== Segment start ==
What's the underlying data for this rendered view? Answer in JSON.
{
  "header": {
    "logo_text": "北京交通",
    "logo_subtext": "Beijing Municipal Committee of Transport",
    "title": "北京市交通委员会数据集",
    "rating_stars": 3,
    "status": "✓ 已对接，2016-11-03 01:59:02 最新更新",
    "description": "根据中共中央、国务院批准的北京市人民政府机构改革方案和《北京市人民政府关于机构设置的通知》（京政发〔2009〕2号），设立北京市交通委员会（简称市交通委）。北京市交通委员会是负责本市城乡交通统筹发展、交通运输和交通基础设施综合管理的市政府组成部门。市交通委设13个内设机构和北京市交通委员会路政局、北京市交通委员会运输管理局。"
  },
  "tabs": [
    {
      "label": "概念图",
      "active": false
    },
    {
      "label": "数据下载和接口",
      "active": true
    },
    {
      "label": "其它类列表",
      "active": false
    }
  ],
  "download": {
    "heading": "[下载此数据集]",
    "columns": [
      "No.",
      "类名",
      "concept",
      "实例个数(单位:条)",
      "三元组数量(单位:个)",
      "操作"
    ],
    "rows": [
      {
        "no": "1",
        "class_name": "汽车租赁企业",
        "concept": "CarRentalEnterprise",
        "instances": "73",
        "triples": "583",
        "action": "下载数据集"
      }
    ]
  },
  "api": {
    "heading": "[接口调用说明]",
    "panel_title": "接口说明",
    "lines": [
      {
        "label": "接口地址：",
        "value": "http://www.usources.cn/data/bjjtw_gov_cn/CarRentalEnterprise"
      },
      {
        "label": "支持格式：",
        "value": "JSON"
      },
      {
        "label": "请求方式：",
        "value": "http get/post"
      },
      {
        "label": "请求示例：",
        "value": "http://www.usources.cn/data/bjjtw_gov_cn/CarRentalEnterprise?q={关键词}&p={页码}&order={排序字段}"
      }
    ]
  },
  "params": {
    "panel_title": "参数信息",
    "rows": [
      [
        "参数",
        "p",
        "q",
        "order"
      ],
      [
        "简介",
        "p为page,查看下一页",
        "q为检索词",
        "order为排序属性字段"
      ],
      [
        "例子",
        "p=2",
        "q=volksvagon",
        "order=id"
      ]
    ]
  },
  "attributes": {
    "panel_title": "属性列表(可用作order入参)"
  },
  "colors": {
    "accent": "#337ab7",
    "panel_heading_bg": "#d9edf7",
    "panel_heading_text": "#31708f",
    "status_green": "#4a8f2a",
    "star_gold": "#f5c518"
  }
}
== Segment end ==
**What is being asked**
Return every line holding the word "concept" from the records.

**Response below**
      "concept",
        "concept": "CarRentalEnterprise",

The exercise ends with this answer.